Excerpted records —

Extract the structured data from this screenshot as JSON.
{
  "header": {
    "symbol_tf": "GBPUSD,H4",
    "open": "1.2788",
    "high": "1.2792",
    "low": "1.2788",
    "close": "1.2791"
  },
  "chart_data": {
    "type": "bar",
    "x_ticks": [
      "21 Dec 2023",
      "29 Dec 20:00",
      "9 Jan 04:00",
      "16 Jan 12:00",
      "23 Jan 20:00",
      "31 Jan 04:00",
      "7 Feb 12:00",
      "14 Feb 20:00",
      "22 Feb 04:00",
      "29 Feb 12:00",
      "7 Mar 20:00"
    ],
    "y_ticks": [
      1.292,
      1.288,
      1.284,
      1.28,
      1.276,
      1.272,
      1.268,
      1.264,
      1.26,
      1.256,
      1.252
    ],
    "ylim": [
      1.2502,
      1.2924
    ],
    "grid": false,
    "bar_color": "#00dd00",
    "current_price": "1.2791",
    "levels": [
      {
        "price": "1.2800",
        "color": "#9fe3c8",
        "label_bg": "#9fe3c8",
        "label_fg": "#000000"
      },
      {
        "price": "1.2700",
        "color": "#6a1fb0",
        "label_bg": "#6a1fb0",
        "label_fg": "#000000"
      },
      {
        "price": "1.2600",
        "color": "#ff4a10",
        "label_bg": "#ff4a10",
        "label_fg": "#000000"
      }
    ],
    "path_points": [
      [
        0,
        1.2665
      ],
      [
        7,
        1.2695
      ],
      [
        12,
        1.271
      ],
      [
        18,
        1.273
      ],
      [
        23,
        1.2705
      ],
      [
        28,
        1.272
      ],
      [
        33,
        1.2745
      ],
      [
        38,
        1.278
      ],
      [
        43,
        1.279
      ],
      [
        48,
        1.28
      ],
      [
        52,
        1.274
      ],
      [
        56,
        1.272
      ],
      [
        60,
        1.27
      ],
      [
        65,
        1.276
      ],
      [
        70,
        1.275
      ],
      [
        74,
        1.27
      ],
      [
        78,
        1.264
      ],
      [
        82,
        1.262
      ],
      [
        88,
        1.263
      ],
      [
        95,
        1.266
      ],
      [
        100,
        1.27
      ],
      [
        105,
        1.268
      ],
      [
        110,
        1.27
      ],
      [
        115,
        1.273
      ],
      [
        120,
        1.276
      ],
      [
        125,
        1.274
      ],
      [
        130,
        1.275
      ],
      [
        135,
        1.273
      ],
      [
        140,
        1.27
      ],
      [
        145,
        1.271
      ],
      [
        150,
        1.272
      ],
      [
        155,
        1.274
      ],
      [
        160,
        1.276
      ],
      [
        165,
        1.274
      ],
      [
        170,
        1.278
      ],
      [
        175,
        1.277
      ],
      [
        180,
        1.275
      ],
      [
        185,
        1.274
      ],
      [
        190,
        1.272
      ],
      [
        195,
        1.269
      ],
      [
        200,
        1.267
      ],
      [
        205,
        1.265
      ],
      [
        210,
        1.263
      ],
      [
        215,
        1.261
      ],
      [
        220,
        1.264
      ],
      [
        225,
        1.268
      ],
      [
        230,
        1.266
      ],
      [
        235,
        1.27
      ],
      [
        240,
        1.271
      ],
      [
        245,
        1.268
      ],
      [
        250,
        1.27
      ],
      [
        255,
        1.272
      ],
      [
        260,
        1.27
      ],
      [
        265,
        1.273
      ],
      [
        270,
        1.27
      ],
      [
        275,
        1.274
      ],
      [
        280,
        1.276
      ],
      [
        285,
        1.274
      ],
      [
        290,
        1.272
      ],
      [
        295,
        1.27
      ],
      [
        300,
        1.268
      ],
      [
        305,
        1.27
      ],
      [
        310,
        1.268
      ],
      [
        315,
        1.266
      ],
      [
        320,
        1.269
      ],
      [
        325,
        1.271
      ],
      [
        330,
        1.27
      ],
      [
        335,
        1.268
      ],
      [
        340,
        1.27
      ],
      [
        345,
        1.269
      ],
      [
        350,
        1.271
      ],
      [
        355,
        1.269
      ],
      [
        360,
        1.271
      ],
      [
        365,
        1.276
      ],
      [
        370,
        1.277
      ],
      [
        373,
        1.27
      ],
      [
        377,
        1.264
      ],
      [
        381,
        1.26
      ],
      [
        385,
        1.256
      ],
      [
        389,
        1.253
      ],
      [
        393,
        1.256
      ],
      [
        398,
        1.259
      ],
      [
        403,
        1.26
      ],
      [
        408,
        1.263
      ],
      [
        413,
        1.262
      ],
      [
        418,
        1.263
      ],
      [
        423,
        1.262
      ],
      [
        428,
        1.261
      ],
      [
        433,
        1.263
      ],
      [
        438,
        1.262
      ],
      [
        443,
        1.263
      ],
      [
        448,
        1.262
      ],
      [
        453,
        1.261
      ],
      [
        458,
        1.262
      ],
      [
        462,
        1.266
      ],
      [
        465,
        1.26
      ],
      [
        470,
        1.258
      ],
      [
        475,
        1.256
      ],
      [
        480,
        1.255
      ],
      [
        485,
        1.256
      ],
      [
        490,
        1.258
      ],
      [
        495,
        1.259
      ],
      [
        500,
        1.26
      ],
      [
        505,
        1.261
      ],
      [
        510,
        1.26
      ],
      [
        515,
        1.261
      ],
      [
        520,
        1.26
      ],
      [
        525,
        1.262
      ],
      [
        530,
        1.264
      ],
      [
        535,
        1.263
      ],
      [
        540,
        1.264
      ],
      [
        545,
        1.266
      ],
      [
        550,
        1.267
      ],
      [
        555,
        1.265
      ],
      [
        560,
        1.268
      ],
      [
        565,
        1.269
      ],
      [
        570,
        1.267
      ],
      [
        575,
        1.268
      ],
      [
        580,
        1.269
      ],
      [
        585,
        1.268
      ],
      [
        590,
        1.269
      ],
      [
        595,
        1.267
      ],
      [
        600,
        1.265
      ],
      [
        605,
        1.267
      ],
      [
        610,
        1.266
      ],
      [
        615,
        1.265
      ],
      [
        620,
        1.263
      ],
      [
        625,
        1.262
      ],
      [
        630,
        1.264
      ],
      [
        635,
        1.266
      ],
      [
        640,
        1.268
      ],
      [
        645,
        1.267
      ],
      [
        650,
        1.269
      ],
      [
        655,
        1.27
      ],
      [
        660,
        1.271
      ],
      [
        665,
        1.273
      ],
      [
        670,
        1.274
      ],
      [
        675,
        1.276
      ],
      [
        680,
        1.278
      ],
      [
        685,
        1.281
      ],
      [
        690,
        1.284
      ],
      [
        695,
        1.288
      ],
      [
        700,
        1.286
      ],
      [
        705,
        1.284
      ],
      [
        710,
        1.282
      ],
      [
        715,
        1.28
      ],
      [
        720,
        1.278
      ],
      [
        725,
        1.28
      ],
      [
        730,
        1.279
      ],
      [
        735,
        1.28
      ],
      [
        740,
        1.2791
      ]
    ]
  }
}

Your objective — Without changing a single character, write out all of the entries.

Written reply —
Extract the structured data from this screenshot as JSON.
{
  "header": {
    "symbol_tf": "GBPUSD,H4",
    "open": "1.2788",
    "high": "1.2792",
    "low": "1.2788",
    "close": "1.2791"
  },
  "chart_data": {
    "type": "bar",
    "x_ticks": [
      "21 Dec 2023",
      "29 Dec 20:00",
      "9 Jan 04:00",
      "16 Jan 12:00",
      "23 Jan 20:00",
      "31 Jan 04:00",
      "7 Feb 12:00",
      "14 Feb 20:00",
      "22 Feb 04:00",
      "29 Feb 12:00",
      "7 Mar 20:00"
    ],
    "y_ticks": [
      1.292,
      1.288,
      1.284,
      1.28,
      1.276,
      1.272,
      1.268,
      1.264,
      1.26,
      1.256,
      1.252
    ],
    "ylim": [
      1.2502,
      1.2924
    ],
    "grid": false,
    "bar_color": "#00dd00",
    "current_price": "1.2791",
    "levels": [
      {
        "price": "1.2800",
        "color": "#9fe3c8",
        "label_bg": "#9fe3c8",
        "label_fg": "#000000"
      },
      {
        "price": "1.2700",
        "color": "#6a1fb0",
        "label_bg": "#6a1fb0",
        "label_fg": "#000000"
      },
      {
        "price": "1.2600",
        "color": "#ff4a10",
        "label_bg": "#ff4a10",
        "label_fg": "#000000"
      }
    ],
    "path_points": [
      [
        0,
        1.2665
      ],
      [
        7,
        1.2695
      ],
      [
        12,
        1.271
      ],
      [
        18,
        1.273
      ],
      [
        23,
        1.2705
      ],
      [
        28,
        1.272
      ],
      [
        33,
        1.2745
      ],
      [
        38,
        1.278
      ],
      [
        43,
        1.279
      ],
      [
        48,
        1.28
      ],
      [
        52,
        1.274
      ],
      [
        56,
        1.272
      ],
      [
        60,
        1.27
      ],
      [
        65,
        1.276
      ],
      [
        70,
        1.275
      ],
      [
        74,
        1.27
      ],
      [
        78,
        1.264
      ],
      [
        82,
        1.262
      ],
      [
        88,
        1.263
      ],
      [
        95,
        1.266
      ],
      [
        100,
        1.27
      ],
      [
        105,
        1.268
      ],
      [
        110,
        1.27
      ],
      [
        115,
        1.273
      ],
      [
        120,
        1.276
      ],
      [
        125,
        1.274
      ],
      [
        130,
        1.275
      ],
      [
        135,
        1.273
      ],
      [
        140,
        1.27
      ],
      [
        145,
        1.271
      ],
      [
        150,
        1.272
      ],
      [
        155,
        1.274
      ],
      [
        160,
        1.276
      ],
      [
        165,
        1.274
      ],
      [
        170,
        1.278
      ],
      [
        175,
        1.277
      ],
      [
        180,
        1.275
      ],
      [
        185,
        1.274
      ],
      [
        190,
        1.272
      ],
      [
        195,
        1.269
      ],
      [
        200,
        1.267
      ],
      [
        205,
        1.265
      ],
      [
        210,
        1.263
      ],
      [
        215,
        1.261
      ],
      [
        220,
        1.264
      ],
      [
        225,
        1.268
      ],
      [
        230,
        1.266
      ],
      [
        235,
        1.27
      ],
      [
        240,
        1.271
      ],
      [
        245,
        1.268
      ],
      [
        250,
        1.27
      ],
      [
        255,
        1.272
      ],
      [
        260,
        1.27
      ],
      [
        265,
        1.273
      ],
      [
        270,
        1.27
      ],
      [
        275,
        1.274
      ],
      [
        280,
        1.276
      ],
      [
        285,
        1.274
      ],
      [
        290,
        1.272
      ],
      [
        295,
        1.27
      ],
      [
        300,
        1.268
      ],
      [
        305,
        1.27
      ],
      [
        310,
        1.268
      ],
      [
        315,
        1.266
      ],
      [
        320,
        1.269
      ],
      [
        325,
        1.271
      ],
      [
        330,
        1.27
      ],
      [
        335,
        1.268
      ],
      [
        340,
        1.27
      ],
      [
        345,
        1.269
      ],
      [
        350,
        1.271
      ],
      [
        355,
        1.269
      ],
      [
        360,
        1.271
      ],
      [
        365,
        1.276
      ],
      [
        370,
        1.277
      ],
      [
        373,
        1.27
      ],
      [
        377,
        1.264
      ],
      [
        381,
        1.26
      ],
      [
        385,
        1.256
      ],
      [
        389,
        1.253
      ],
      [
        393,
        1.256
      ],
      [
        398,
        1.259
      ],
      [
        403,
        1.26
      ],
      [
        408,
        1.263
      ],
      [
        413,
        1.262
      ],
      [
        418,
        1.263
      ],
      [
        423,
        1.262
      ],
      [
        428,
        1.261
      ],
      [
        433,
        1.263
      ],
      [
        438,
        1.262
      ],
      [
        443,
        1.263
      ],
      [
        448,
        1.262
      ],
      [
        453,
        1.261
      ],
      [
        458,
        1.262
      ],
      [
        462,
        1.266
      ],
      [
        465,
        1.26
      ],
      [
        470,
        1.258
      ],
      [
        475,
        1.256
      ],
      [
        480,
        1.255
      ],
      [
        485,
        1.256
      ],
      [
        490,
        1.258
      ],
      [
        495,
        1.259
      ],
      [
        500,
        1.26
      ],
      [
        505,
        1.261
      ],
      [
        510,
        1.26
      ],
      [
        515,
        1.261
      ],
      [
        520,
        1.26
      ],
      [
        525,
        1.262
      ],
      [
        530,
        1.264
      ],
      [
        535,
        1.263
      ],
      [
        540,
        1.264
      ],
      [
        545,
        1.266
      ],
      [
        550,
        1.267
      ],
      [
        555,
        1.265
      ],
      [
        560,
        1.268
      ],
      [
        565,
        1.269
      ],
      [
        570,
        1.267
      ],
      [
        575,
        1.268
      ],
      [
        580,
        1.269
      ],
      [
        585,
        1.268
      ],
      [
        590,
        1.269
      ],
      [
        595,
        1.267
      ],
      [
        600,
        1.265
      ],
      [
        605,
        1.267
      ],
      [
        610,
        1.266
      ],
      [
        615,
        1.265
      ],
      [
        620,
        1.263
      ],
      [
        625,
        1.262
      ],
      [
        630,
        1.264
      ],
      [
        635,
        1.266
      ],
      [
        640,
        1.268
      ],
      [
        645,
        1.267
      ],
      [
        650,
        1.269
      ],
      [
        655,
        1.27
      ],
      [
        660,
        1.271
      ],
      [
        665,
        1.273
      ],
      [
        670,
        1.274
      ],
      [
        675,
        1.276
      ],
      [
        680,
        1.278
      ],
      [
        685,
        1.281
      ],
      [
        690,
        1.284
      ],
      [
        695,
        1.288
      ],
      [
        700,
        1.286
      ],
      [
        705,
        1.284
      ],
      [
        710,
        1.282
      ],
      [
        715,
        1.28
      ],
      [
        720,
        1.278
      ],
      [
        725,
        1.28
      ],
      [
        730,
        1.279
      ],
      [
        735,
        1.28
      ],
      [
        740,
        1.2791
      ]
    ]
  }
}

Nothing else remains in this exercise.